▶ **EXERCISE**:
Would you reproduce every record exactly, leaving out the pictures?

▶ **DATASET CONTENT**:

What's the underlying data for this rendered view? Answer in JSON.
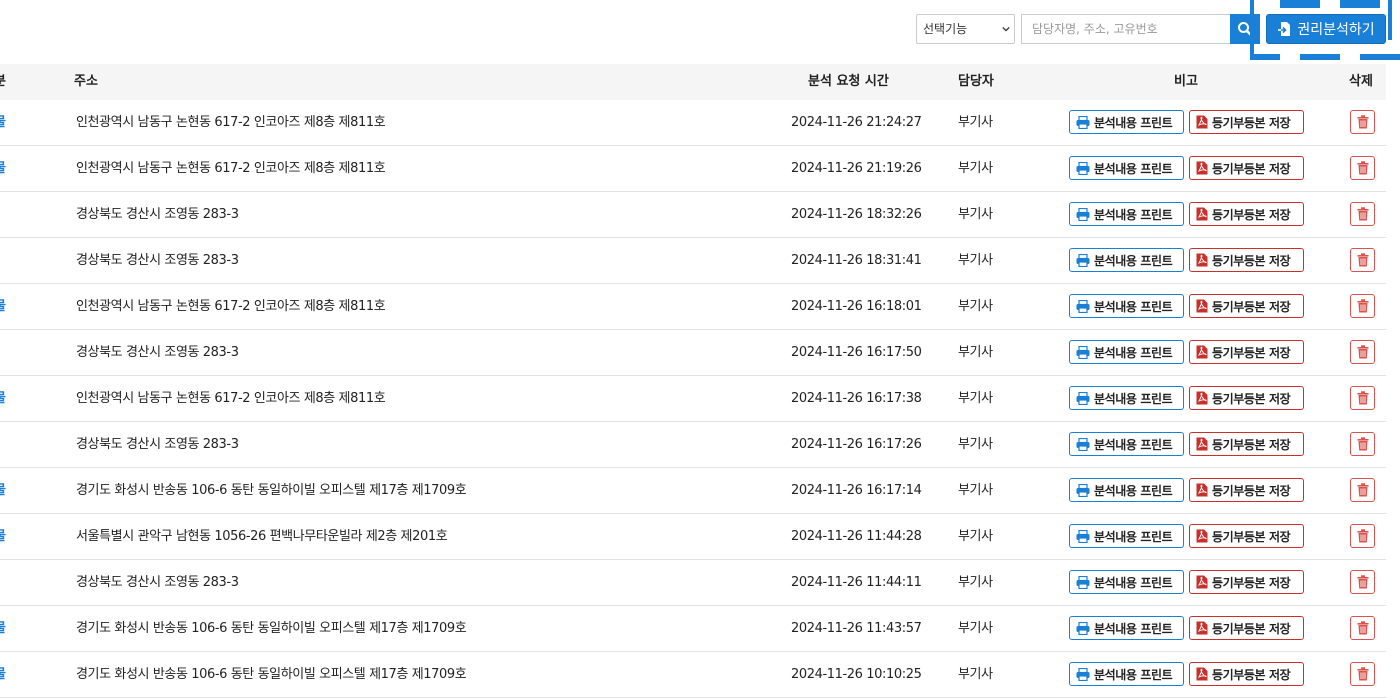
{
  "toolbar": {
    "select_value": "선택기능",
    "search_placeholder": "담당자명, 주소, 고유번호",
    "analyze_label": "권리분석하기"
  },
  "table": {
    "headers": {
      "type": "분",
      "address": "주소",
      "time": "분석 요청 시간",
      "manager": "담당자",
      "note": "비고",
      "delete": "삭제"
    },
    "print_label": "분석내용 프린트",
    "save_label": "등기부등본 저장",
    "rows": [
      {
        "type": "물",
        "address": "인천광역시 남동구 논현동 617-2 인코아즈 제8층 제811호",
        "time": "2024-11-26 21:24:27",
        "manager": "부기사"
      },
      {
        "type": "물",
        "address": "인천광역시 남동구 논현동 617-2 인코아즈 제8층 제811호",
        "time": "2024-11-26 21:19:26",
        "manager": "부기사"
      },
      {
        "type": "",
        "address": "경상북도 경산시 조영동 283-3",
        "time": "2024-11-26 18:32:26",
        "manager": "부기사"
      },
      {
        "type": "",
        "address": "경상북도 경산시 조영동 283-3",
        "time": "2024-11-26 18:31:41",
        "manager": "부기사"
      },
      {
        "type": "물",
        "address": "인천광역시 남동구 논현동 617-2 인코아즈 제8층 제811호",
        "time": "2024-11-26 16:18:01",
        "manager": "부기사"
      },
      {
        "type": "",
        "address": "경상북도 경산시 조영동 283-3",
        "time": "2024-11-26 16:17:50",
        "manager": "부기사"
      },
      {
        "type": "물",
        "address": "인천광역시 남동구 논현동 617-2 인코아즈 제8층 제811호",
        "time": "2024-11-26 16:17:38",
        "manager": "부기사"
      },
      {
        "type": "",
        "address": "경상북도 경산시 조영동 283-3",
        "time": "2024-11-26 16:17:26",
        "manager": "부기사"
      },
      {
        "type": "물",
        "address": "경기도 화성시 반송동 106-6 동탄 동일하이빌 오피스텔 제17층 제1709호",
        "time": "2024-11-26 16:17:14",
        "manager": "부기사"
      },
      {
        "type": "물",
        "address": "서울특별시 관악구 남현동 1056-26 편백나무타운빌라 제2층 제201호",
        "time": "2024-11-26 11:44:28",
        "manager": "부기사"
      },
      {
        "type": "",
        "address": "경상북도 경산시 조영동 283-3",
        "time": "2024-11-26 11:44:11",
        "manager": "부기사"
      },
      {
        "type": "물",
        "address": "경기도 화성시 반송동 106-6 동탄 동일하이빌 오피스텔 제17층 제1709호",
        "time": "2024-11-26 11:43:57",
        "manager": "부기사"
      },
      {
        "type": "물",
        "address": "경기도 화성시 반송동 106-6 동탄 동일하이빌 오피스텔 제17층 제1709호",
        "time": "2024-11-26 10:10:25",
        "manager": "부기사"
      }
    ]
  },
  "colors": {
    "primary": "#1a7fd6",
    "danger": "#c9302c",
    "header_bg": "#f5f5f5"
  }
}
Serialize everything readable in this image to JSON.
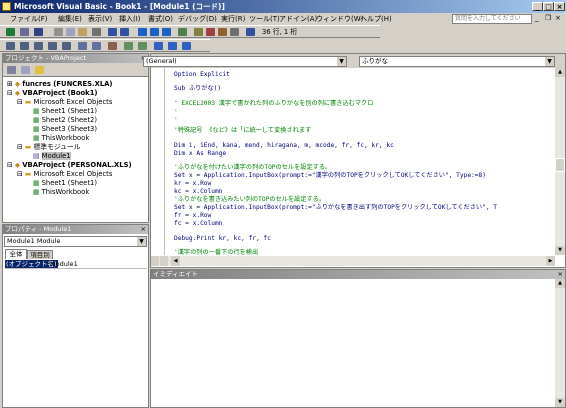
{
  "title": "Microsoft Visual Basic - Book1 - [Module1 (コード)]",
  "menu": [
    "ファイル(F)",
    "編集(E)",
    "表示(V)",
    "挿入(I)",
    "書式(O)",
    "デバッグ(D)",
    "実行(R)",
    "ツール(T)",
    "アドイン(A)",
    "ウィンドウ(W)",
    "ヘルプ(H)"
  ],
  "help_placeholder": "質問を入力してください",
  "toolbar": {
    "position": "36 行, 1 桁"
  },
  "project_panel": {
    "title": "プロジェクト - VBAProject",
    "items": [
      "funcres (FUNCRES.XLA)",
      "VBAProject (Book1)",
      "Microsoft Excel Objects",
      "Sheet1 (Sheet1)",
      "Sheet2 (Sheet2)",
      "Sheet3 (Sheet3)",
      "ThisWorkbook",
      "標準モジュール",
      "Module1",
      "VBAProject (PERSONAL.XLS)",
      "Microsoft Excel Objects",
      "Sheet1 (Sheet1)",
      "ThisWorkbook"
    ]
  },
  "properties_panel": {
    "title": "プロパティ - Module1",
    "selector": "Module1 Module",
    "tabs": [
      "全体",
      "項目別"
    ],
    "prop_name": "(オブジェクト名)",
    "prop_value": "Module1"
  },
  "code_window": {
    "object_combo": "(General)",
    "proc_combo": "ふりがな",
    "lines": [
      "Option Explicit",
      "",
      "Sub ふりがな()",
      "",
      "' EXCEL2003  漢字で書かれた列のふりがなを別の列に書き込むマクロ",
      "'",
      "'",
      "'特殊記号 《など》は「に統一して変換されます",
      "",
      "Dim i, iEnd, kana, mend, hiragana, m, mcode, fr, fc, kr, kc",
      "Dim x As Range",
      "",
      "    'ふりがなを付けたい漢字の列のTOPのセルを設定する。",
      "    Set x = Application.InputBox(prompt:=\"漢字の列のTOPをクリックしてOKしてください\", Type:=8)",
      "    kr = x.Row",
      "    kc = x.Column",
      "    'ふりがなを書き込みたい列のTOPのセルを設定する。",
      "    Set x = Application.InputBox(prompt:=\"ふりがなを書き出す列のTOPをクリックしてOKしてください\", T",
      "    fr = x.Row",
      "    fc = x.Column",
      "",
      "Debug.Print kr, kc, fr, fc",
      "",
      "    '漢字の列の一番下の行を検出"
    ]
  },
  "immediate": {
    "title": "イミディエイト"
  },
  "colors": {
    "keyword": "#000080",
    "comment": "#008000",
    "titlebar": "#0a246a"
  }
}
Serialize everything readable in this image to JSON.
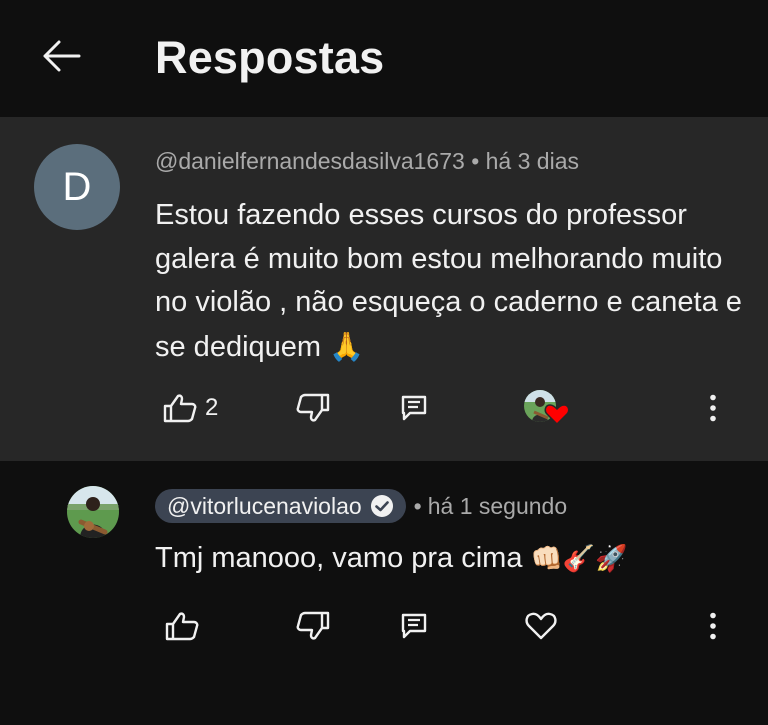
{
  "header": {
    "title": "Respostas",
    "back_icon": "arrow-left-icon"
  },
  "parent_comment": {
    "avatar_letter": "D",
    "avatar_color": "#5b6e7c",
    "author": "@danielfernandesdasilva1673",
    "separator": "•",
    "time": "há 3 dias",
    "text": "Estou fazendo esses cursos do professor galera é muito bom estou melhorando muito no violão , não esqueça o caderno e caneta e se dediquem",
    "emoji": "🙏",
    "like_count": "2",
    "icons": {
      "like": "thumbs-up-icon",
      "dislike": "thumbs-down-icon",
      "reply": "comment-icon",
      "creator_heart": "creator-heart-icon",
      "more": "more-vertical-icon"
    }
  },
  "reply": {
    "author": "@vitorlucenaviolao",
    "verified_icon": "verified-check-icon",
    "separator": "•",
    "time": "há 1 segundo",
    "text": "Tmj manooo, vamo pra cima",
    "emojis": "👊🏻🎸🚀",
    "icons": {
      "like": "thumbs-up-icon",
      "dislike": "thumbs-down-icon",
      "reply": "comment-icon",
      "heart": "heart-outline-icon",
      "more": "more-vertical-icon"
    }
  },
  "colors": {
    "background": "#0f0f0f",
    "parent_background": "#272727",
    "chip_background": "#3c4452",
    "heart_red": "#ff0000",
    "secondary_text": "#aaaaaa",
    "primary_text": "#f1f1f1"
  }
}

▶ **RESULT**:
What's the underlying data for this rendered view? Answer in JSON.
{
  "toolbar": {
    "select_value": "선택기능",
    "search_placeholder": "담당자명, 주소, 고유번호",
    "analyze_label": "권리분석하기"
  },
  "table": {
    "headers": {
      "type": "분",
      "address": "주소",
      "time": "분석 요청 시간",
      "manager": "담당자",
      "note": "비고",
      "delete": "삭제"
    },
    "print_label": "분석내용 프린트",
    "save_label": "등기부등본 저장",
    "rows": [
      {
        "type": "물",
        "address": "인천광역시 남동구 논현동 617-2 인코아즈 제8층 제811호",
        "time": "2024-11-26 21:24:27",
        "manager": "부기사"
      },
      {
        "type": "물",
        "address": "인천광역시 남동구 논현동 617-2 인코아즈 제8층 제811호",
        "time": "2024-11-26 21:19:26",
        "manager": "부기사"
      },
      {
        "type": "",
        "address": "경상북도 경산시 조영동 283-3",
        "time": "2024-11-26 18:32:26",
        "manager": "부기사"
      },
      {
        "type": "",
        "address": "경상북도 경산시 조영동 283-3",
        "time": "2024-11-26 18:31:41",
        "manager": "부기사"
      },
      {
        "type": "물",
        "address": "인천광역시 남동구 논현동 617-2 인코아즈 제8층 제811호",
        "time": "2024-11-26 16:18:01",
        "manager": "부기사"
      },
      {
        "type": "",
        "address": "경상북도 경산시 조영동 283-3",
        "time": "2024-11-26 16:17:50",
        "manager": "부기사"
      },
      {
        "type": "물",
        "address": "인천광역시 남동구 논현동 617-2 인코아즈 제8층 제811호",
        "time": "2024-11-26 16:17:38",
        "manager": "부기사"
      },
      {
        "type": "",
        "address": "경상북도 경산시 조영동 283-3",
        "time": "2024-11-26 16:17:26",
        "manager": "부기사"
      },
      {
        "type": "물",
        "address": "경기도 화성시 반송동 106-6 동탄 동일하이빌 오피스텔 제17층 제1709호",
        "time": "2024-11-26 16:17:14",
        "manager": "부기사"
      },
      {
        "type": "물",
        "address": "서울특별시 관악구 남현동 1056-26 편백나무타운빌라 제2층 제201호",
        "time": "2024-11-26 11:44:28",
        "manager": "부기사"
      },
      {
        "type": "",
        "address": "경상북도 경산시 조영동 283-3",
        "time": "2024-11-26 11:44:11",
        "manager": "부기사"
      },
      {
        "type": "물",
        "address": "경기도 화성시 반송동 106-6 동탄 동일하이빌 오피스텔 제17층 제1709호",
        "time": "2024-11-26 11:43:57",
        "manager": "부기사"
      },
      {
        "type": "물",
        "address": "경기도 화성시 반송동 106-6 동탄 동일하이빌 오피스텔 제17층 제1709호",
        "time": "2024-11-26 10:10:25",
        "manager": "부기사"
      }
    ]
  },
  "colors": {
    "primary": "#1a7fd6",
    "danger": "#c9302c",
    "header_bg": "#f5f5f5"
  }
}
Serialize everything readable in this image to JSON.
{
  "title": "Microsoft Visual Basic - Book1 - [Module1 (コード)]",
  "menu": [
    "ファイル(F)",
    "編集(E)",
    "表示(V)",
    "挿入(I)",
    "書式(O)",
    "デバッグ(D)",
    "実行(R)",
    "ツール(T)",
    "アドイン(A)",
    "ウィンドウ(W)",
    "ヘルプ(H)"
  ],
  "help_placeholder": "質問を入力してください",
  "toolbar": {
    "position": "36 行, 1 桁"
  },
  "project_panel": {
    "title": "プロジェクト - VBAProject",
    "items": [
      "funcres (FUNCRES.XLA)",
      "VBAProject (Book1)",
      "Microsoft Excel Objects",
      "Sheet1 (Sheet1)",
      "Sheet2 (Sheet2)",
      "Sheet3 (Sheet3)",
      "ThisWorkbook",
      "標準モジュール",
      "Module1",
      "VBAProject (PERSONAL.XLS)",
      "Microsoft Excel Objects",
      "Sheet1 (Sheet1)",
      "ThisWorkbook"
    ]
  },
  "properties_panel": {
    "title": "プロパティ - Module1",
    "selector": "Module1 Module",
    "tabs": [
      "全体",
      "項目別"
    ],
    "prop_name": "(オブジェクト名)",
    "prop_value": "Module1"
  },
  "code_window": {
    "object_combo": "(General)",
    "proc_combo": "ふりがな",
    "lines": [
      "Option Explicit",
      "",
      "Sub ふりがな()",
      "",
      "' EXCEL2003  漢字で書かれた列のふりがなを別の列に書き込むマクロ",
      "'",
      "'",
      "'特殊記号 《など》は「に統一して変換されます",
      "",
      "Dim i, iEnd, kana, mend, hiragana, m, mcode, fr, fc, kr, kc",
      "Dim x As Range",
      "",
      "    'ふりがなを付けたい漢字の列のTOPのセルを設定する。",
      "    Set x = Application.InputBox(prompt:=\"漢字の列のTOPをクリックしてOKしてください\", Type:=8)",
      "    kr = x.Row",
      "    kc = x.Column",
      "    'ふりがなを書き込みたい列のTOPのセルを設定する。",
      "    Set x = Application.InputBox(prompt:=\"ふりがなを書き出す列のTOPをクリックしてOKしてください\", T",
      "    fr = x.Row",
      "    fc = x.Column",
      "",
      "Debug.Print kr, kc, fr, fc",
      "",
      "    '漢字の列の一番下の行を検出"
    ]
  },
  "immediate": {
    "title": "イミディエイト"
  },
  "colors": {
    "keyword": "#000080",
    "comment": "#008000",
    "titlebar": "#0a246a"
  }
}
Serialize everything readable in this image to JSON.
{
  "header": {
    "title": "Respostas",
    "back_icon": "arrow-left-icon"
  },
  "parent_comment": {
    "avatar_letter": "D",
    "avatar_color": "#5b6e7c",
    "author": "@danielfernandesdasilva1673",
    "separator": "•",
    "time": "há 3 dias",
    "text": "Estou fazendo esses cursos do professor galera é muito bom estou melhorando muito no violão , não esqueça o caderno e caneta e se dediquem",
    "emoji": "🙏",
    "like_count": "2",
    "icons": {
      "like": "thumbs-up-icon",
      "dislike": "thumbs-down-icon",
      "reply": "comment-icon",
      "creator_heart": "creator-heart-icon",
      "more": "more-vertical-icon"
    }
  },
  "reply": {
    "author": "@vitorlucenaviolao",
    "verified_icon": "verified-check-icon",
    "separator": "•",
    "time": "há 1 segundo",
    "text": "Tmj manooo, vamo pra cima",
    "emojis": "👊🏻🎸🚀",
    "icons": {
      "like": "thumbs-up-icon",
      "dislike": "thumbs-down-icon",
      "reply": "comment-icon",
      "heart": "heart-outline-icon",
      "more": "more-vertical-icon"
    }
  },
  "colors": {
    "background": "#0f0f0f",
    "parent_background": "#272727",
    "chip_background": "#3c4452",
    "heart_red": "#ff0000",
    "secondary_text": "#aaaaaa",
    "primary_text": "#f1f1f1"
  }
}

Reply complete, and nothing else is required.